The big irony here is that even as a metaphor, Beth’s argument is pigswill. Yeah, people built her house. But that would be people, not a person. So at best, the metaphor would be one favoring polytheism, not monotheism. And then there’s the little matter of her house-builders having come from somewhere themselves. So, if Beth wants her metaphor to be consistent, she has to recognize that the creator she proposes to be responsible for “the earth and everything and everyone on it” must have had a creator too! If, as she writes, everything has a maker, then so does the maker. And so does that maker. And so on. And so on. And…
The reality of the universe that science reveals to us is something vastly more glorious, intricate, fascinating, and awe-inspiring than the simplistic caricature presented by Beth here. It’s a shame that so many people like Beth have their sense of wonder in reality itself stifled and, in fact, suffocated by the gross misrepresentations and caricatures of science they are given by their religions. It’s a double shame that what sense of wonder they are permitted to have is yoked to inane superstitions about gods and angels and whatever else, none of which is a tiny fraction as magnificent as what the sciences actually teach us, and continue to teach us.

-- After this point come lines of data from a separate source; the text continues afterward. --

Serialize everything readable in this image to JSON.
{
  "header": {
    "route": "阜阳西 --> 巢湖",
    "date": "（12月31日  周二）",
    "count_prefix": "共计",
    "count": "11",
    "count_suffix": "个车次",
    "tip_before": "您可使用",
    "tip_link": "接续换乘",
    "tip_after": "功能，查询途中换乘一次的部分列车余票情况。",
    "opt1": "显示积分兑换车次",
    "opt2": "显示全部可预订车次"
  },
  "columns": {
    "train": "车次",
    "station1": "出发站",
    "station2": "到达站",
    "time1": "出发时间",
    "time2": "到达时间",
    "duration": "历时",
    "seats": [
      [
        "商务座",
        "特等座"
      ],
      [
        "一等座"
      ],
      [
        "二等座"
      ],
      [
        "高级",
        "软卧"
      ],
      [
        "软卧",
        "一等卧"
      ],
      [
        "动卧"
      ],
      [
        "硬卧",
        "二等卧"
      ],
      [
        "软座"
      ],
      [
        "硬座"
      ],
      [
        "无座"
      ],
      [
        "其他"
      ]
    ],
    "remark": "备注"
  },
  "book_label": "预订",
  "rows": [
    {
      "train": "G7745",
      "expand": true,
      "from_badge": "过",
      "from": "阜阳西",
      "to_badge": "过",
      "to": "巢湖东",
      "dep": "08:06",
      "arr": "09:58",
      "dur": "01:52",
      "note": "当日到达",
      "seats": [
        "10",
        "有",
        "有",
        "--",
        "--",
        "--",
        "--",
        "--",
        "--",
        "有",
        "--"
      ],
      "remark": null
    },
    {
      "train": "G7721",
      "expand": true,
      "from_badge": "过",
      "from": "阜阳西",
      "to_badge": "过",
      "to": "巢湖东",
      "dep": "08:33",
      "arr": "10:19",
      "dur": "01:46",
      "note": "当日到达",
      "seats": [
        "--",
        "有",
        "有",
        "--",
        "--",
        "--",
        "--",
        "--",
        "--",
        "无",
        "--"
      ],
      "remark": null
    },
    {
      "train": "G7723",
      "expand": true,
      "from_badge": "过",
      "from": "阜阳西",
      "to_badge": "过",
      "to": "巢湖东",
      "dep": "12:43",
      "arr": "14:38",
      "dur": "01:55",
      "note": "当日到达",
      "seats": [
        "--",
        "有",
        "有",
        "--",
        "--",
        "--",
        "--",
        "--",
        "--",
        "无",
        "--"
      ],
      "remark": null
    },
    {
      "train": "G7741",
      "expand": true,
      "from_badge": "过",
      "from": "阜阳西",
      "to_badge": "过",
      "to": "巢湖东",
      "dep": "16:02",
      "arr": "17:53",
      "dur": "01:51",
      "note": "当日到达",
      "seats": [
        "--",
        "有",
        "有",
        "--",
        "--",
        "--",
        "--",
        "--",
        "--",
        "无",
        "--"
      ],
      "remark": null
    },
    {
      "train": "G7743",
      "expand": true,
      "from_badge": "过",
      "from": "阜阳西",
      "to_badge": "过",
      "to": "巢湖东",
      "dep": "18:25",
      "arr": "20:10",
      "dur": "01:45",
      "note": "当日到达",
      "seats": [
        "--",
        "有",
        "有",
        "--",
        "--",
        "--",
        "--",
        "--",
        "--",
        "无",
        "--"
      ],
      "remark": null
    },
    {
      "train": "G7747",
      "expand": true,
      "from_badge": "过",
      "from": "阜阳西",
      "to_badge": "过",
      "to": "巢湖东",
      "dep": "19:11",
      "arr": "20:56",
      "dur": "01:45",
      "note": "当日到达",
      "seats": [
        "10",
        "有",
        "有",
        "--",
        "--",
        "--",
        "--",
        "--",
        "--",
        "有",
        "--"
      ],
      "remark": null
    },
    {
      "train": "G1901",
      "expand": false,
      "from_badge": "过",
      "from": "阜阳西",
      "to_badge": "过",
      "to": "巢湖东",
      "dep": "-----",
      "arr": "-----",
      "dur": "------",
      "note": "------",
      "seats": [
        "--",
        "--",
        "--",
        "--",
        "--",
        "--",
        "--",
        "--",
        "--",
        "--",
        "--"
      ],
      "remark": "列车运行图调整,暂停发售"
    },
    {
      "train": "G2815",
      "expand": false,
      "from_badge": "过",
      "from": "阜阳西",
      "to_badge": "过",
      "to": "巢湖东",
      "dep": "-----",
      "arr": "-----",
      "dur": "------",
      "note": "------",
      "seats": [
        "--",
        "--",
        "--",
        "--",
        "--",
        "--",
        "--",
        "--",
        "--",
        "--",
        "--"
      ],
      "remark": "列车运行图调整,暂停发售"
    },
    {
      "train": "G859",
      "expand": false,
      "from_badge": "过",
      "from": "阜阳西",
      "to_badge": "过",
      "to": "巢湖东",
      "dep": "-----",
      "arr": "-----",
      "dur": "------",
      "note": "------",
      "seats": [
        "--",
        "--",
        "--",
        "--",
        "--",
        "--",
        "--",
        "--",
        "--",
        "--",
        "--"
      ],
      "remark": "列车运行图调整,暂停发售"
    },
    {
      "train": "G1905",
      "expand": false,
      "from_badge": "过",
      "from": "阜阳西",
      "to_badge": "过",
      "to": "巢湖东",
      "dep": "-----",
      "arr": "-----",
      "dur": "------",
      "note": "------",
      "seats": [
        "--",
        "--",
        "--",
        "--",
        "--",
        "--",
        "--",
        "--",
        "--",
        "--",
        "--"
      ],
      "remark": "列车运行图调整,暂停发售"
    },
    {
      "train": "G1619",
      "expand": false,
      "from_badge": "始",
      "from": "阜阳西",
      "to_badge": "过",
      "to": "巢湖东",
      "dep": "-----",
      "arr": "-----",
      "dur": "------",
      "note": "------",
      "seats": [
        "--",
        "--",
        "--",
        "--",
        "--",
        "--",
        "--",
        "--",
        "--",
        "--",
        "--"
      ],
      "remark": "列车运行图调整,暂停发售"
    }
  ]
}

Last but not least, the problem with both of Beth’s paragraphs is that each one is a boilerplate logical fallacy. Paragraph one is the old argument from ignorance. Paragraph two is the previous fallacy’s red-headed stepchild, the argument from incredulity. One piece of advice that I would give believers like Beth, who wish to post here and show us the error of our ways, is that you’ll be dealing with experienced arguers h
ere. And if one thing reveals that you’re a deeply inexperienced arguer, it’s the clueless regurgitation of well-catalogued logical fallacies.
I’d suggest boning up on logical fallacies, and learning what they are, so that they don’t taint your arguments the next time you comment here. Otherwise, you’ll find yourself having your ass handed to you over and over again until you get it down. When Beth feels like she knows what she’s doing a little bit better, I invite her back here to try again.